At Haleiwa on Oahu's north shore, Kai Ku Hale sells quirky homewares. I'm still kicking myself I didn't buy that hula-girl tea towel for US$9 ($11.3).
The writer travelled courtesy of Holiday Specialists, Hawaiian Airlines and Hawaii Tourism Oceania.
STAYING THERE Holiday Specialists can tailor Hawaii accommodation, flights, tours and car rental. Turtle Bay Resort on Oahu's North Shore features a surfing point break and an Arnold Palmer-designed golf course.
Honolulu's 3386-room Hilton Hawaiian Village boasts the widest stretch of Waikiki sand.
Maui's beachside Royal Lahaina Resort is perfect for honeymooners.
Hotel Wailea's self-contained suites are set within serene, Japanese-style grounds filled with mango trees and koi ponds.
Many larger hotels offer a luau, which is a Hawaiian buffet with light-hearted entertainment.
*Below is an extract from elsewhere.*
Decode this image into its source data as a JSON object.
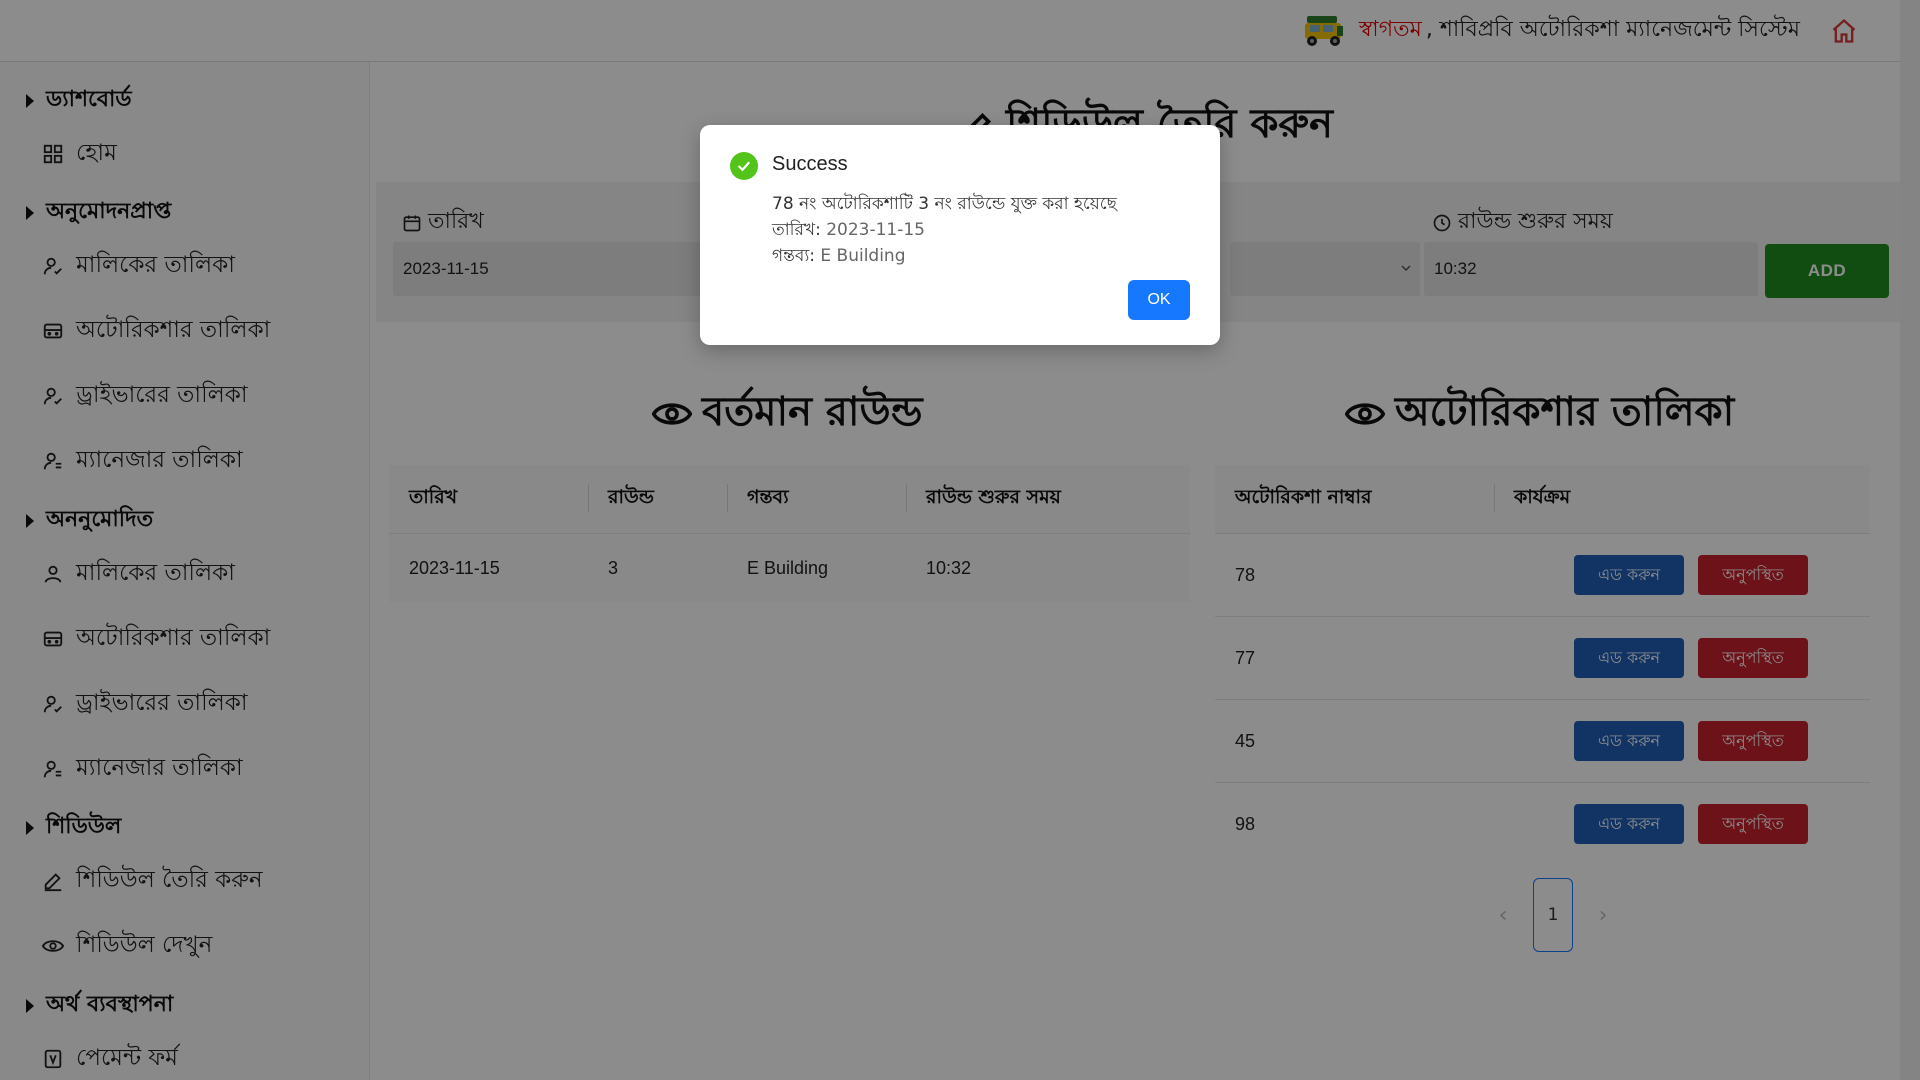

Honolulu's Hilton Hawaiian Village stages its luau, complete with traditional dances and songs from across the Pacific, on a rooftop.
Dishes include poi (a purple paste made of pounded taro), kalua pig (fall-apart pork cooked in an underground oven), poke (raw fish marinated in sesame oil, sea salt and soy) and lomi-lomi salmon (a salad of salted salmon, fresh tomato and onions).
And remember, if you want to compliment anyone's cooking in Hawaii, tell them it's ono (delicious).
It's liberating to have your own wheels in Hawaii, especially when there are so many stunning beaches to enjoy.
In the US, apart from driving on the right-hand side of the road, remember you can turn right on a red light, and at a four-way stop it's the driver who arrives first who goes first.
A GPS helps with navigating less-populated islands but, on Oahu, one is essential: the freeways, particularly at peak hour, are tricky to negotiate.
No other American custom stresses us out as much as tipping; namely, when to do it and how much.
Basically, anyone providing a service - from the bellboy to the taxi driver, hotel maid, bartender, tour guide, tattooist and hairdresser - should be tipped (if you're unsure how much, ask an American). In restaurants, tip 15 per cent to 18 per cent of the bill.
Serious retail therapists should join shopping centre VIP clubs and investigate their coupon deals to take full advantage of special discounts.
Duty-free alcohol is often markedly cheaper in the US than at home. Jot down duty-free prices before flying out of to compare them with those in Honolulu. My tip is you'll buy your bottle of rum there.
It might sound obvious, but remember to slip, slop, slap before venturing outdoors; the Hawaiian sunshine is ferocious.
As other red-skinned holidaymakers can attest, nothing ruins a tropical break faster than a case of painful sunburn or sunstroke.
Sydney Morning Herald